“In times of military conflict, you tend to get an initial knee-jerk reaction, which is what this seems like,” Joel Crane, an analyst at Morgan Stanley, said by phone from Melbourne.
Hedge funds and other money managers boosted their net-long position, or bullish bets, on gold by 25 percent to 113,911 contracts in the week to Feb. 25, the highest since December 2012, U.S. Commodity Futures Trading Commission data show. Holdings in gold-backed exchange-traded products expanded 6.9 metric tons to 1,746 tons in February, the first monthly increase since December 2012, data compiled by Bloomberg show.
Bullion slumped the most since 1981 last year as U.S. policy makers prepared to slow stimulus. Fed ChairJanet Yellen said last week the central bank is “open to reconsidering” the pace of scaling back asset purchases should the economy weaken. The Fed, which next meets March 18-19, announced a reduction to bond buying at each of its past two meetings, leaving purchases at $65 billion.
“Gold has been in an upwards trend since the start of the year and today was pushed higher by risk aversion,” Bjarne Schieldrop, the chief commodity analyst in Oslo at SEB AB, said today by e-mail. “U.S. quantitative easing does push $65 billion into the market with a need for a home.”

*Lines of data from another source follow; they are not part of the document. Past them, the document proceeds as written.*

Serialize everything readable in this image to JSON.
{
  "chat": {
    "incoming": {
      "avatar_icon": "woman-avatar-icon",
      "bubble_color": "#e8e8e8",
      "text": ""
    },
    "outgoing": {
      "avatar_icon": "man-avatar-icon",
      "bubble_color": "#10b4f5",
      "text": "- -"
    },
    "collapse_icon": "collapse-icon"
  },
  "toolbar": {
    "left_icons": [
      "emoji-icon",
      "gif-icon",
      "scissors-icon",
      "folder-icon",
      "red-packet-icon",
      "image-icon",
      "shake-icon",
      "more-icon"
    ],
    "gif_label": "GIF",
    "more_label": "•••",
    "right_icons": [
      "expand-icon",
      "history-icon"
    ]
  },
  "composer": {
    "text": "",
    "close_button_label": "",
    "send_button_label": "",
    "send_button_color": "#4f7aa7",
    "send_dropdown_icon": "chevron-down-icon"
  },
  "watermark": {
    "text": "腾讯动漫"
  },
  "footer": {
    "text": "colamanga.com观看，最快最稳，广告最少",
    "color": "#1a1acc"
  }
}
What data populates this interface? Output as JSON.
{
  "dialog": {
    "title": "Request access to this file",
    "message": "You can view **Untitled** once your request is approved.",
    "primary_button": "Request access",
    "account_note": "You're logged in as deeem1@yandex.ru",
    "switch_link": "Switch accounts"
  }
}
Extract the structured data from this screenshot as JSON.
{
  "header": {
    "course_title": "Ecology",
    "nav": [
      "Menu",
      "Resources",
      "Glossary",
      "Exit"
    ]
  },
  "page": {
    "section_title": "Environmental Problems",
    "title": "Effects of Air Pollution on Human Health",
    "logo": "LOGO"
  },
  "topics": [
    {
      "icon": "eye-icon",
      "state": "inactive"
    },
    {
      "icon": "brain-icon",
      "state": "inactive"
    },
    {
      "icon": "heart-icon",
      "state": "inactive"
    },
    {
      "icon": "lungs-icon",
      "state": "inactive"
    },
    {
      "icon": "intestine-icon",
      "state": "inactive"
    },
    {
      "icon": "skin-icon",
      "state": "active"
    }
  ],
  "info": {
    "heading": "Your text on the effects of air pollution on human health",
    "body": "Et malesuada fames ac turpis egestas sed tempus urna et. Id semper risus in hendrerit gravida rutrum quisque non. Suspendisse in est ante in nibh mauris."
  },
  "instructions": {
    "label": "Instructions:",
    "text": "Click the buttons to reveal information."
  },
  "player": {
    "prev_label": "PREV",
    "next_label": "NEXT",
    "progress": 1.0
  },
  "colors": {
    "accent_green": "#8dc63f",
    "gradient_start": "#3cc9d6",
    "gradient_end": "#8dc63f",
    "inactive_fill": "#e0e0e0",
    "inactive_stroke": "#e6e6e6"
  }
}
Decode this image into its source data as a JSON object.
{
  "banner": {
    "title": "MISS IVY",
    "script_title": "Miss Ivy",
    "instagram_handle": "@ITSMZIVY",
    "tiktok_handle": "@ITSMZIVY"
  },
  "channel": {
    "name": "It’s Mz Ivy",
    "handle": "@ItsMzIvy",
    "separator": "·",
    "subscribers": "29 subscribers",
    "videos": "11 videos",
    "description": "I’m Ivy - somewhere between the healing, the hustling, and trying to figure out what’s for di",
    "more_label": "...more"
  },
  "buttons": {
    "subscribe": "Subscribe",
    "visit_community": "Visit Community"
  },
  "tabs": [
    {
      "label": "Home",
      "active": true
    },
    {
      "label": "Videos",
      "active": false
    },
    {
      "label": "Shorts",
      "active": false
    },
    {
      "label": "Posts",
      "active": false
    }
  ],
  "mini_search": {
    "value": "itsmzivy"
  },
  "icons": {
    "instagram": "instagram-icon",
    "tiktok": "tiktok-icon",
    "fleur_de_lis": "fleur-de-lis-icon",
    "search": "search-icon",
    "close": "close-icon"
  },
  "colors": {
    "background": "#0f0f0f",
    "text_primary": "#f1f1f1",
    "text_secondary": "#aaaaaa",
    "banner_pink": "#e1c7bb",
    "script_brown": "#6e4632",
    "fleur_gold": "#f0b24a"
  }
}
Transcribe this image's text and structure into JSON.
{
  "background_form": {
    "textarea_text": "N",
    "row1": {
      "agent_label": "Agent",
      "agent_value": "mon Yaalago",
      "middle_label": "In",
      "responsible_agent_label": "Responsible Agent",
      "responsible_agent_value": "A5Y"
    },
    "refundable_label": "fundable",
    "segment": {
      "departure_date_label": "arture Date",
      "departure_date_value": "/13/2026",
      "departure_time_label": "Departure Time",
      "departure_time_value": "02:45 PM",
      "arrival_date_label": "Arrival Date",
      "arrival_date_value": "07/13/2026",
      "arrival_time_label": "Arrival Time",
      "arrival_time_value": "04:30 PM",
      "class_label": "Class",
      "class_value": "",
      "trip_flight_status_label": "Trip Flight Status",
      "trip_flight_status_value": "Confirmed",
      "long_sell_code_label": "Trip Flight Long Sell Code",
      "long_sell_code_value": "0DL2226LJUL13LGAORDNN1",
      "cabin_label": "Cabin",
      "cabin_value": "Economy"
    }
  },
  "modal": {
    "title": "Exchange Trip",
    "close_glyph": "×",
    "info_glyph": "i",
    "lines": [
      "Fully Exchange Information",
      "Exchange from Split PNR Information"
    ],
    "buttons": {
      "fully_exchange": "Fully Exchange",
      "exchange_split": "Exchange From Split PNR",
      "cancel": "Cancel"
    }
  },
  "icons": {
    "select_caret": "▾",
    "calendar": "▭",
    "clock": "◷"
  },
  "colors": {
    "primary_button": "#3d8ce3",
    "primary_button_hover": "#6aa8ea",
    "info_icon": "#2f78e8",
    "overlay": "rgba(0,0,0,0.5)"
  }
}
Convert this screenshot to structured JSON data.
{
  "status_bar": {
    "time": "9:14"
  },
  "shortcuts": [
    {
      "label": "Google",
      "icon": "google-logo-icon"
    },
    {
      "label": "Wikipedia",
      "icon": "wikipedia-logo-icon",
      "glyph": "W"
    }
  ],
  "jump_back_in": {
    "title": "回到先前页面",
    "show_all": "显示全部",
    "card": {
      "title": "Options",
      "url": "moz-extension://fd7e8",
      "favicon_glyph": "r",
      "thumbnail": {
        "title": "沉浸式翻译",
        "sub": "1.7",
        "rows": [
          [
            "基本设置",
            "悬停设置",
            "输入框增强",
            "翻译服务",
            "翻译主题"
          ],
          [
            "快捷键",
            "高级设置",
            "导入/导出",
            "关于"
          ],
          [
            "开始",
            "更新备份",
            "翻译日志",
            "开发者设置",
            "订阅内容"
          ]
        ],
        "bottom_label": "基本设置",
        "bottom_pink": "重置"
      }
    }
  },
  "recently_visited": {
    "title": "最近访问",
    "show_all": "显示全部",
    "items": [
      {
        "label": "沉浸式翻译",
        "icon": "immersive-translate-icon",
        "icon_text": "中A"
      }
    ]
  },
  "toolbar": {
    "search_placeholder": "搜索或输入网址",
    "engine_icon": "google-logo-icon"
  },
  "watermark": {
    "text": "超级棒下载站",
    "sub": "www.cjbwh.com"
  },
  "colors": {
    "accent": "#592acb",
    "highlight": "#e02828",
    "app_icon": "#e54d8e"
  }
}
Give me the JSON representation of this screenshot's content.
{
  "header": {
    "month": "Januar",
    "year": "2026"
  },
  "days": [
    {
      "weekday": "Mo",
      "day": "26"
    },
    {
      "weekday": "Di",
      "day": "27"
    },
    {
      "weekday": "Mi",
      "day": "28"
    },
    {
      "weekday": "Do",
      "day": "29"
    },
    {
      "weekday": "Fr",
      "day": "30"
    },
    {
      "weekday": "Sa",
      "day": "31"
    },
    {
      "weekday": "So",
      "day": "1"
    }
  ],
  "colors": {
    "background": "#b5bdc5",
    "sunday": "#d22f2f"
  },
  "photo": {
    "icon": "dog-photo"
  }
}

Silver for immediate delivery rose 1.4 percent to $21.5217 an ounce. Palladium added 0.6 percent to $746.90 an ounce, reaching $748.47, the highest since Jan. 24. Platinum climbed 0.7 percent to $1,455.88 an ounce. It touched $1,457.38, the highest since Jan. 24.
The Association of Mineworkers and Construction Union, with more than 70,000 members, began a strike on Jan. 23 in South Africa at Anglo American Platinum Plc, Impala Platinum Holdings Plc and Lonmin, the world’s largest platinum producers.